– the filler metal, whether it is the welding wire, stick electrode or even the flux can cause spatter if it is contaminated. Contamination usually is due to moisture. In copper coated wires and some bare wires rust will form on the surface and this can lead to spatter
– As with electrode contamination, shielding gas contamination is usually due to excessive moisture levels. For most binary gas mixes the maximum moisture content is in the order of 80 ppm, yet some cylinders will exceed this amount by many times.
Mode of metal transfer
– different modes of metal transfer have different arc characteristics. Short circuit transfer (short arc) will produce spatter regardless of how optimized the welding parameters are, but the spatter is usually very low energy so it does not fuse to the base metal. However, it will generate spatter and in some cases it will fuse to the base metal requiring clean up by grinding, chipping or other methods. Globular transfer is the worst when it comes to spatter. It is very violent and produces large “globs” of spatter that tenaciously adhere to the base metal. Spray transfer and pulsed spray transfer are very smooth and can be spatter-free, provided all other variables are optimal.
– contaminants such as moisture, rust, mill scale, dirt and other hydrocarbons will produce spatter and/or porosity.
– similar to surface contaminants, coating such as zinc (galvanized), aluminum (aluminized), paint and others will generate spatter. The best thing to do is to remove the coating by grinding prior to welding. Many times this is not desired due to the cost of doing so. However, rework, including spatter clean up, proves to be more costly almost every time
Lack of welder skill
– this one should go without saying. Welder skill is essential in any process to produce sound welds. Bad habits, such as excessive weaving, whipping and other erratic arc manipulations will lead to spatter.
Work lead connection problems
– if you do not have a good work connection (commonly, but erroneously referred to as “ground”) you will get spatter. This is due to poor connections leading to voltage loss.
Erratic wire feeding (wire processes)
– if wire feeding is not smooth you will get spatter along with other more serious problems such as lack of fusion, overlap and other weld discontinuities. Erratic feeding is an equipment problem and proper troubleshooting should be performed. To learn more about the causes and solutions for erratic wire feeding read Troubleshooting Erratic Wire Feeding.
Wet flux or electrode coating
– as mentioned above, electrode contamination due to moisture can generate spatter.

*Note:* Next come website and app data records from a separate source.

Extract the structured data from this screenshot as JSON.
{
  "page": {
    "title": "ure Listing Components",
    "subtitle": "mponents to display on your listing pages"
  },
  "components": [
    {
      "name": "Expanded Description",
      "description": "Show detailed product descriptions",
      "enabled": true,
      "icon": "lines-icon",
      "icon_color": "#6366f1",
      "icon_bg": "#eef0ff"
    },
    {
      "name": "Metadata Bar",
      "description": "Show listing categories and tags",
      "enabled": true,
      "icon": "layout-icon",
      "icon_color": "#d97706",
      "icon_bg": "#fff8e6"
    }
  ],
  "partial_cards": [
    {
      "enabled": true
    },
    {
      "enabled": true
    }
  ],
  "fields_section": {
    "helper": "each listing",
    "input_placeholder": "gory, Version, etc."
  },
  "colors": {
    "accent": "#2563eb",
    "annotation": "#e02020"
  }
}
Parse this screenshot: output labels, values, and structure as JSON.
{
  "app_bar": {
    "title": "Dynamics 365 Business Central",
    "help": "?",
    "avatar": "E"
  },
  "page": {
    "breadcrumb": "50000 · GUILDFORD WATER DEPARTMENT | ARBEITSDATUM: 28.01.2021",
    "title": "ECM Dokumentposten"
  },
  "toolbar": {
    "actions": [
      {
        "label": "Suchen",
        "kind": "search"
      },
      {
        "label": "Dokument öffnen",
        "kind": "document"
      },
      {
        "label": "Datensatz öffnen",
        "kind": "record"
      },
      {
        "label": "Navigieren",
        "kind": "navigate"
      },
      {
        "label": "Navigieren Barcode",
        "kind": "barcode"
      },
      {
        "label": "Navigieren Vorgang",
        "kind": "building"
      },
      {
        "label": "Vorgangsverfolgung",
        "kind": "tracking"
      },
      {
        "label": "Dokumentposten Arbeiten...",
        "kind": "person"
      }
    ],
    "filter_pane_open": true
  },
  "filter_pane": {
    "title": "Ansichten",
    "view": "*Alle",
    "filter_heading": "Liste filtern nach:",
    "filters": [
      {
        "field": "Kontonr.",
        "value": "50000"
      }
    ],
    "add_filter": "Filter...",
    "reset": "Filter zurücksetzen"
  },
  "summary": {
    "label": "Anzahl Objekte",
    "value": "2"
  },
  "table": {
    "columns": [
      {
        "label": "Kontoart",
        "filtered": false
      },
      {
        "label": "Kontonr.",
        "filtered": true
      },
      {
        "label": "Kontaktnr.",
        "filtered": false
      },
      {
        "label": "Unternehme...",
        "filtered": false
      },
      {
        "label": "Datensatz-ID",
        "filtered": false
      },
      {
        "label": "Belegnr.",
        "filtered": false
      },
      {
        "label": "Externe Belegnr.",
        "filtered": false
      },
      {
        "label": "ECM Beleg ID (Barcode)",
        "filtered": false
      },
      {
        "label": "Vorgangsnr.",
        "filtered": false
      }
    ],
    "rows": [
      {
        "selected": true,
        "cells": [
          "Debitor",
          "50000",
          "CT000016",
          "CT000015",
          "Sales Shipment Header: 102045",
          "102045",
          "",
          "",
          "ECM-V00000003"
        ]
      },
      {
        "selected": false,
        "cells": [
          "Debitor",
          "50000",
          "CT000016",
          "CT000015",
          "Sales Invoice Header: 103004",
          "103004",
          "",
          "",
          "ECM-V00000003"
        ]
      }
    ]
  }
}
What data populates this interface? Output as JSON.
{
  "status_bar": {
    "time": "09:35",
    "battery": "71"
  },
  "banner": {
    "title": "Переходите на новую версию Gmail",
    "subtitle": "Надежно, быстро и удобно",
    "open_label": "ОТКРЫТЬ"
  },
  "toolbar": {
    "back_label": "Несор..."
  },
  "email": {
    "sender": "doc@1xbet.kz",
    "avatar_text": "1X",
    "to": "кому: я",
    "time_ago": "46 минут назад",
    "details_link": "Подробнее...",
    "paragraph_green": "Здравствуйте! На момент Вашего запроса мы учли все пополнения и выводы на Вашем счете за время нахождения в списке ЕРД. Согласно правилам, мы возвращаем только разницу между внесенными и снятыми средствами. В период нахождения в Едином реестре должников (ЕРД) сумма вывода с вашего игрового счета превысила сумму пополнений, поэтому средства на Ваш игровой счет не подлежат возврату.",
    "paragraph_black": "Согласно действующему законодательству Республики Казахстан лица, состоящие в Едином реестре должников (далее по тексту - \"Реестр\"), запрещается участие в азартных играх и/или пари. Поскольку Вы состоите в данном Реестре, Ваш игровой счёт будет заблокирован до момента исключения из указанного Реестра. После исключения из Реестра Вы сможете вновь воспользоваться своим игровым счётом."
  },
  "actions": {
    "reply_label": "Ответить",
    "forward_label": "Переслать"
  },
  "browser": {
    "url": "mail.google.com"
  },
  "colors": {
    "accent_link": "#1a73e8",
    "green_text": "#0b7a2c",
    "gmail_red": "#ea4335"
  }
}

It is imperative that electrodes be stored in accordance with the manufacturers recommendations.
Slow travel speeds
– slow welding travel speeds, specifically in the flat, horizontal and vertical down positions will lead to spatter. This is due to the molten puddle running ahead of the arc causing the wire to feed into the puddle rather than the base metal.
Excessive whipping or weaving
– this is related to poor operator skill. Weaving and whipping are common practices, but they can lead to problems such as spatter, lack of fusion and overwelding. Every time the arc goes around and into the puddle spatter is generated (similar to when we have extremely slow travel speeds).
– a blocked nozzle in gas-shielded arc welding processes will reduce gas coverage which in turn affects the arc. Typically, this causes porosity, but it can reduce gas coverage enough to also generate spatter.
There you have it, 17 reasons why you are getting spatter. Believe it or not, there are plenty more reasons for spatter. Can you think of others? If so, please shoot us an email and we’ll add it to the list.